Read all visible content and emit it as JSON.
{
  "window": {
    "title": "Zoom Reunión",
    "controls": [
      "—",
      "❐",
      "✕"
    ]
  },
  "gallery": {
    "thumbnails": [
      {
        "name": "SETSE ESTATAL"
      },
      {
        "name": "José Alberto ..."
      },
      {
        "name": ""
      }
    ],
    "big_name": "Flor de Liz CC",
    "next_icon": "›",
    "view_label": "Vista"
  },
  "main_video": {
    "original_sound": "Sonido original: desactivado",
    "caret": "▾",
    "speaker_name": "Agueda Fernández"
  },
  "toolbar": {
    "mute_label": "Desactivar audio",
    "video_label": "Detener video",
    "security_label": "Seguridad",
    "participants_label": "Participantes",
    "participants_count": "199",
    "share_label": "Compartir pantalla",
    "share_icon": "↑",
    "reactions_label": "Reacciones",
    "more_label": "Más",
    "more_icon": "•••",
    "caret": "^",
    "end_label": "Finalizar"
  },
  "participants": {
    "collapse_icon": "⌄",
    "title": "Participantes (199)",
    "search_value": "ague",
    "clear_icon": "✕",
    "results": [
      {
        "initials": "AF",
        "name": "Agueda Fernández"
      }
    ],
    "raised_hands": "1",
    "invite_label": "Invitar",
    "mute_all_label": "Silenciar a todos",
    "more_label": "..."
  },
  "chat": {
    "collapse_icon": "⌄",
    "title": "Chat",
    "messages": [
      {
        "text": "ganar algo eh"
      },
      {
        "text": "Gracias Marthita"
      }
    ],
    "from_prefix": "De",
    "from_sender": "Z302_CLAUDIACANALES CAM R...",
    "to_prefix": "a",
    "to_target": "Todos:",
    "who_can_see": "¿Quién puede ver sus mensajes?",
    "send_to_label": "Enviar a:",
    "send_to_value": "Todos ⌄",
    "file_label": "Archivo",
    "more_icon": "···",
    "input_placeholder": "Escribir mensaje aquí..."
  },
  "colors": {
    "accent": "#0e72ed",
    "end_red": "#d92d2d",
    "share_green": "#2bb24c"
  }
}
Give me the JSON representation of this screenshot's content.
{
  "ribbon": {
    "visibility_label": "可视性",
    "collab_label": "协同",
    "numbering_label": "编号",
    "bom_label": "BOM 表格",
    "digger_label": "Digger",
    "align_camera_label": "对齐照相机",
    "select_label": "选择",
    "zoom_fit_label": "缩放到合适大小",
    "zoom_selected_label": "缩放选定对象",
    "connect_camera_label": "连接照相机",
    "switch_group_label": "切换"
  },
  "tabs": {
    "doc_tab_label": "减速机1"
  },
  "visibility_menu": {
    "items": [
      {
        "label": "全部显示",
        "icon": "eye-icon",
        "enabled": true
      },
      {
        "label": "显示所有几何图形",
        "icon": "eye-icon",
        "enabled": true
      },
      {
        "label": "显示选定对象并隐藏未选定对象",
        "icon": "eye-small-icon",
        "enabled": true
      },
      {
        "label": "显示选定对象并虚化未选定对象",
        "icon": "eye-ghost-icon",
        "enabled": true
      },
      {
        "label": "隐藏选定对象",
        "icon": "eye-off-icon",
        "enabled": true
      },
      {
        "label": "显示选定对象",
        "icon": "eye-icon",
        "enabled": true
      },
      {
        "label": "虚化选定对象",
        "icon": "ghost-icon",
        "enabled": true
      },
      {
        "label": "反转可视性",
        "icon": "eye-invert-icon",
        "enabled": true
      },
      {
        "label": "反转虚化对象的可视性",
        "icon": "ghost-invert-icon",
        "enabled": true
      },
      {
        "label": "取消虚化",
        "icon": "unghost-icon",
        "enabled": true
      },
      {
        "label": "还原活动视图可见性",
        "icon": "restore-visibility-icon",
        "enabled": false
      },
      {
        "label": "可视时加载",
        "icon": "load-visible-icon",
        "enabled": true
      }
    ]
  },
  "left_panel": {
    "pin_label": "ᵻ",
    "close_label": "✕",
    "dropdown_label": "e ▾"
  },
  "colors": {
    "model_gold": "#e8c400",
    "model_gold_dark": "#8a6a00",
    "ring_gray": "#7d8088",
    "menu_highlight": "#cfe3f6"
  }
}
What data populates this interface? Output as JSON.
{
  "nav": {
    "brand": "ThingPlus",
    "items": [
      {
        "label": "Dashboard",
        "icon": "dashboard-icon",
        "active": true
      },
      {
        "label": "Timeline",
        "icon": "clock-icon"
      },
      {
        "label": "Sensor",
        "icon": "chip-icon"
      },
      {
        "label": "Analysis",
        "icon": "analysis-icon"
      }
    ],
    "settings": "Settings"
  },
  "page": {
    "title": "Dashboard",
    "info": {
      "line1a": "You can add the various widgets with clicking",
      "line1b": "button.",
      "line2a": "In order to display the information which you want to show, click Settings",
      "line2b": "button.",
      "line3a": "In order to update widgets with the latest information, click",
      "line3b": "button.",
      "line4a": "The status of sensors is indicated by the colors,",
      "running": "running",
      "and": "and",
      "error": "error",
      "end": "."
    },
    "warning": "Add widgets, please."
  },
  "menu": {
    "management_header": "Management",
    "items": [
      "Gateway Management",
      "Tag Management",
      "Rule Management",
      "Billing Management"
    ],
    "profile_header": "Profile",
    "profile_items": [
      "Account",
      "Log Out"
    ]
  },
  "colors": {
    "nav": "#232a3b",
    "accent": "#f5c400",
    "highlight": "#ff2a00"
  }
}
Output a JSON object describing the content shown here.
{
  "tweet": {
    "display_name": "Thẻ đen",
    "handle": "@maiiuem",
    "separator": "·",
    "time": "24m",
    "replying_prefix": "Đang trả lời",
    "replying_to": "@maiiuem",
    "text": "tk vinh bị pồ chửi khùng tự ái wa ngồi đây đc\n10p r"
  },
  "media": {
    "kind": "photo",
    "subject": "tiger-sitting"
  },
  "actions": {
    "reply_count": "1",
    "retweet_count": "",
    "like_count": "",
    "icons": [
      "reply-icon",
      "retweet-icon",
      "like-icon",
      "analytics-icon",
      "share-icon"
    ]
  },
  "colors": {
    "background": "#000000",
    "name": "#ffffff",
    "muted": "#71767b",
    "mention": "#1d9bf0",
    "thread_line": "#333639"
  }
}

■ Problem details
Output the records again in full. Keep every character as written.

■ Task output
Read all visible content and emit it as JSON.
{
  "window": {
    "title": "Zoom Reunión",
    "controls": [
      "—",
      "❐",
      "✕"
    ]
  },
  "gallery": {
    "thumbnails": [
      {
        "name": "SETSE ESTATAL"
      },
      {
        "name": "José Alberto ..."
      },
      {
        "name": ""
      }
    ],
    "big_name": "Flor de Liz CC",
    "next_icon": "›",
    "view_label": "Vista"
  },
  "main_video": {
    "original_sound": "Sonido original: desactivado",
    "caret": "▾",
    "speaker_name": "Agueda Fernández"
  },
  "toolbar": {
    "mute_label": "Desactivar audio",
    "video_label": "Detener video",
    "security_label": "Seguridad",
    "participants_label": "Participantes",
    "participants_count": "199",
    "share_label": "Compartir pantalla",
    "share_icon": "↑",
    "reactions_label": "Reacciones",
    "more_label": "Más",
    "more_icon": "•••",
    "caret": "^",
    "end_label": "Finalizar"
  },
  "participants": {
    "collapse_icon": "⌄",
    "title": "Participantes (199)",
    "search_value": "ague",
    "clear_icon": "✕",
    "results": [
      {
        "initials": "AF",
        "name": "Agueda Fernández"
      }
    ],
    "raised_hands": "1",
    "invite_label": "Invitar",
    "mute_all_label": "Silenciar a todos",
    "more_label": "..."
  },
  "chat": {
    "collapse_icon": "⌄",
    "title": "Chat",
    "messages": [
      {
        "text": "ganar algo eh"
      },
      {
        "text": "Gracias Marthita"
      }
    ],
    "from_prefix": "De",
    "from_sender": "Z302_CLAUDIACANALES CAM R...",
    "to_prefix": "a",
    "to_target": "Todos:",
    "who_can_see": "¿Quién puede ver sus mensajes?",
    "send_to_label": "Enviar a:",
    "send_to_value": "Todos ⌄",
    "file_label": "Archivo",
    "more_icon": "···",
    "input_placeholder": "Escribir mensaje aquí..."
  },
  "colors": {
    "accent": "#0e72ed",
    "end_red": "#d92d2d",
    "share_green": "#2bb24c"
  }
}
Give me the JSON representation of this screenshot's content.
{
  "ribbon": {
    "visibility_label": "可视性",
    "collab_label": "协同",
    "numbering_label": "编号",
    "bom_label": "BOM 表格",
    "digger_label": "Digger",
    "align_camera_label": "对齐照相机",
    "select_label": "选择",
    "zoom_fit_label": "缩放到合适大小",
    "zoom_selected_label": "缩放选定对象",
    "connect_camera_label": "连接照相机",
    "switch_group_label": "切换"
  },
  "tabs": {
    "doc_tab_label": "减速机1"
  },
  "visibility_menu": {
    "items": [
      {
        "label": "全部显示",
        "icon": "eye-icon",
        "enabled": true
      },
      {
        "label": "显示所有几何图形",
        "icon": "eye-icon",
        "enabled": true
      },
      {
        "label": "显示选定对象并隐藏未选定对象",
        "icon": "eye-small-icon",
        "enabled": true
      },
      {
        "label": "显示选定对象并虚化未选定对象",
        "icon": "eye-ghost-icon",
        "enabled": true
      },
      {
        "label": "隐藏选定对象",
        "icon": "eye-off-icon",
        "enabled": true
      },
      {
        "label": "显示选定对象",
        "icon": "eye-icon",
        "enabled": true
      },
      {
        "label": "虚化选定对象",
        "icon": "ghost-icon",
        "enabled": true
      },
      {
        "label": "反转可视性",
        "icon": "eye-invert-icon",
        "enabled": true
      },
      {
        "label": "反转虚化对象的可视性",
        "icon": "ghost-invert-icon",
        "enabled": true
      },
      {
        "label": "取消虚化",
        "icon": "unghost-icon",
        "enabled": true
      },
      {
        "label": "还原活动视图可见性",
        "icon": "restore-visibility-icon",
        "enabled": false
      },
      {
        "label": "可视时加载",
        "icon": "load-visible-icon",
        "enabled": true
      }
    ]
  },
  "left_panel": {
    "pin_label": "ᵻ",
    "close_label": "✕",
    "dropdown_label": "e ▾"
  },
  "colors": {
    "model_gold": "#e8c400",
    "model_gold_dark": "#8a6a00",
    "ring_gray": "#7d8088",
    "menu_highlight": "#cfe3f6"
  }
}
What data populates this interface? Output as JSON.
{
  "nav": {
    "brand": "ThingPlus",
    "items": [
      {
        "label": "Dashboard",
        "icon": "dashboard-icon",
        "active": true
      },
      {
        "label": "Timeline",
        "icon": "clock-icon"
      },
      {
        "label": "Sensor",
        "icon": "chip-icon"
      },
      {
        "label": "Analysis",
        "icon": "analysis-icon"
      }
    ],
    "settings": "Settings"
  },
  "page": {
    "title": "Dashboard",
    "info": {
      "line1a": "You can add the various widgets with clicking",
      "line1b": "button.",
      "line2a": "In order to display the information which you want to show, click Settings",
      "line2b": "button.",
      "line3a": "In order to update widgets with the latest information, click",
      "line3b": "button.",
      "line4a": "The status of sensors is indicated by the colors,",
      "running": "running",
      "and": "and",
      "error": "error",
      "end": "."
    },
    "warning": "Add widgets, please."
  },
  "menu": {
    "management_header": "Management",
    "items": [
      "Gateway Management",
      "Tag Management",
      "Rule Management",
      "Billing Management"
    ],
    "profile_header": "Profile",
    "profile_items": [
      "Account",
      "Log Out"
    ]
  },
  "colors": {
    "nav": "#232a3b",
    "accent": "#f5c400",
    "highlight": "#ff2a00"
  }
}
Output a JSON object describing the content shown here.
{
  "tweet": {
    "display_name": "Thẻ đen",
    "handle": "@maiiuem",
    "separator": "·",
    "time": "24m",
    "replying_prefix": "Đang trả lời",
    "replying_to": "@maiiuem",
    "text": "tk vinh bị pồ chửi khùng tự ái wa ngồi đây đc\n10p r"
  },
  "media": {
    "kind": "photo",
    "subject": "tiger-sitting"
  },
  "actions": {
    "reply_count": "1",
    "retweet_count": "",
    "like_count": "",
    "icons": [
      "reply-icon",
      "retweet-icon",
      "like-icon",
      "analytics-icon",
      "share-icon"
    ]
  },
  "colors": {
    "background": "#000000",
    "name": "#ffffff",
    "muted": "#71767b",
    "mention": "#1d9bf0",
    "thread_line": "#333639"
  }
}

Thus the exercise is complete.